For 2019, HOME present a monumental, year-long season dedicated to Celebrating Women in Global Cinema. Co-curated by Rachel Hayward, HOME’s Film Programme Manager and Andy Willis, Senior Visiting Curator: Film at HOME, the season will focus on women working on both sides of the camera, promising an unprecedented selection of rare and hard to see films made by women from around the world. Hayward explains, “we’re taking our on-going commitment to diverse and inclusive film programming to the next level with the theme of women in film permeating our cinemas for an entire year – as opposed to a one-off season or event.”

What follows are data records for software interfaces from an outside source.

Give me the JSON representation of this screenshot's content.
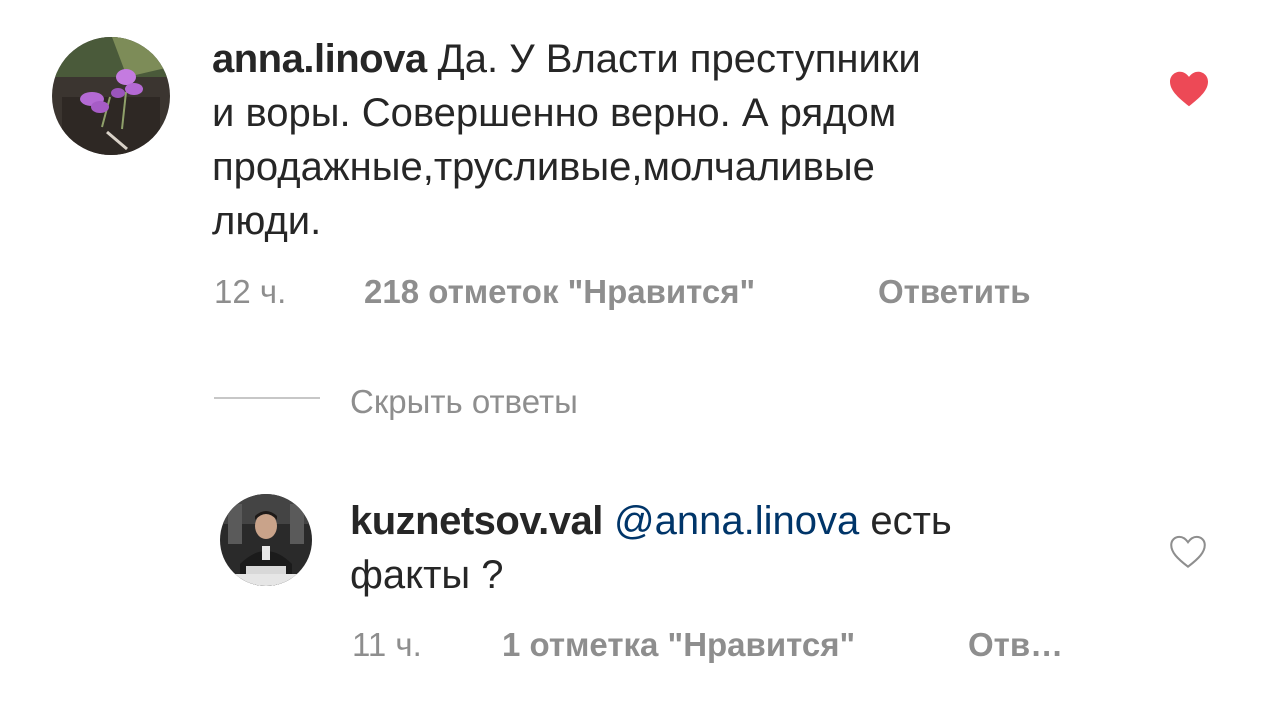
{
  "comment": {
    "username": "anna.linova",
    "text_lines": [
      " Да. У Власти преступники",
      "и воры. Совершенно верно. А рядом",
      "продажные,трусливые,молчаливые",
      "люди."
    ],
    "time": "12 ч.",
    "likes_label": "218 отметок \"Нравится\"",
    "reply_label": "Ответить",
    "liked": true,
    "heart_icon": "heart-filled-icon",
    "heart_color": "#ed4956"
  },
  "toggle": {
    "hide_replies_label": "Скрыть ответы"
  },
  "reply": {
    "username": "kuznetsov.val",
    "mention": "@anna.linova",
    "text_line1_rest": " есть",
    "text_line2": "факты ?",
    "time": "11 ч.",
    "likes_label": "1 отметка \"Нравится\"",
    "reply_label": "Отв…",
    "liked": false,
    "heart_icon": "heart-outline-icon"
  },
  "colors": {
    "text": "#262626",
    "meta": "#8e8e8e",
    "mention": "#003569"
  }
}
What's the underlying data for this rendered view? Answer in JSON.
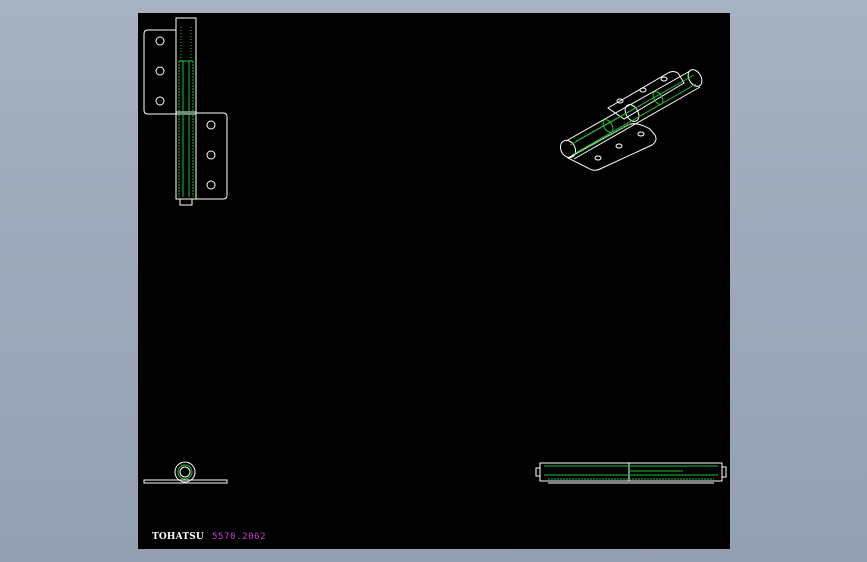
{
  "drawing": {
    "brand_text": "TOHATSU",
    "part_number": "5570.2062",
    "colors": {
      "background": "#000000",
      "outline": "#ffffff",
      "hidden": "#22c033",
      "part_number": "#d23cd2",
      "frame": "#9aa6b6"
    }
  }
}
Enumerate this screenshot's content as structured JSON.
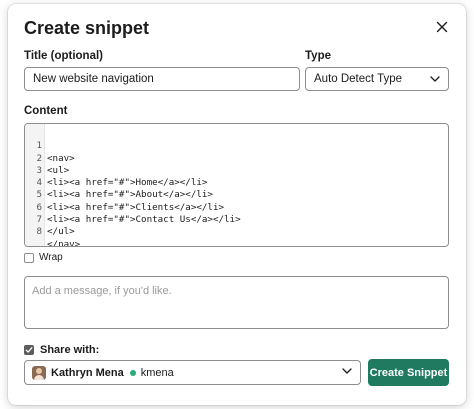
{
  "dialog": {
    "title": "Create snippet"
  },
  "fields": {
    "title_label": "Title (optional)",
    "title_value": "New website navigation",
    "type_label": "Type",
    "type_value": "Auto Detect Type",
    "content_label": "Content"
  },
  "code": {
    "lines": [
      {
        "n": "1",
        "text": "<nav>"
      },
      {
        "n": "2",
        "text": "<ul>"
      },
      {
        "n": "3",
        "text": "<li><a href=\"#\">Home</a></li>"
      },
      {
        "n": "4",
        "text": "<li><a href=\"#\">About</a></li>"
      },
      {
        "n": "5",
        "text": "<li><a href=\"#\">Clients</a></li>"
      },
      {
        "n": "6",
        "text": "<li><a href=\"#\">Contact Us</a></li>"
      },
      {
        "n": "7",
        "text": "</ul>"
      },
      {
        "n": "8",
        "text": "</nav>"
      }
    ]
  },
  "wrap": {
    "label": "Wrap",
    "checked": false
  },
  "message": {
    "placeholder": "Add a message, if you'd like."
  },
  "share": {
    "label": "Share with:",
    "checked": true,
    "user_name": "Kathryn Mena",
    "user_handle": "kmena",
    "status_color": "#2bac76"
  },
  "actions": {
    "create_label": "Create Snippet",
    "accent": "#1f7a5f"
  },
  "icons": {
    "close": "close-icon",
    "type_dropdown": "chevron-down-icon",
    "share_dropdown": "chevron-down-icon",
    "share_check": "check-icon"
  }
}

In a year when the Academy of Motion Pictures saw that no women filmmakers were nominated for Best Director, HOME’s initiative seems timely. There have been plenty of events already, including inspiring, necessary retrospectives of under-celebrated filmmakers such as New German Cinema director, Margarethe von Trotta and Hollywood star, director and producer Ida Lupino. But there’s plenty more to come, and film fans visiting HOME’s website and browsing their brochures will be able to look out for the Celebrating Women in Global Cinema stamp, which will provide a quick way to identify and support cinema made with significant contributions by female filmmakers.
There’s an emphasis on bringing together a selection of work that is truly global. This October, HOME present New Women’s Voices in Lebanese Cinema, a three film season that addresses topics ranging from women’s roles and status in contemporary Lebanese society, class issues and the refugee crisis, to the legacy of the civil war and its aftermath. The season forms part of HOME’s mission to highlight women’s voices from regions traditionally underrepresented in surveys of world cinema. This year’s edition of Not Just Bollywood, for example, focussed upon women working in Indian independent cinema, while The Original Ass Kickers looks at Hong Kong’s female action heroes.
The initiative doesn’t ignore pioneering work by women in British and American cinema though. In addition to the celebration of Hollywood figure, Ida Lupino, earlier this year, HOME brought filmgoers together to discover the work of Euzhan Palcy, the first black woman to direct a Hollywood studio picture (A Dry White Season, 1989), as well as Oscar, Emmy, Grammy and Tony-award winning Barbra Streisand. Closer to home, local filmmaker Carol Morley received the retrospective treatment, while Joanna Hogg arrived with The Souvenir.
There are plenty of ways to engage more directly too, and HOME has been eager to reach out to audiences and programmers. Six programming slots over the year are to be curated by burgeoning female creatives and women looking to break into film exhibition. Evening courses on Women in Science Fiction and Women in Film Comedy provide chance for learning. While live recordings of Girls on Film, (the all-female review show presented by film journalist Anna Smith) across the year, provide opportunities to speak to women in film criticism.
At Creative Tourist, we’ll be featuring events throughout the year. Read on to discover individual events scheduled as part of Celebrating Women in Global Cinema at HOME, and be sure to check back as more details are confirmed. #WomenAtHOME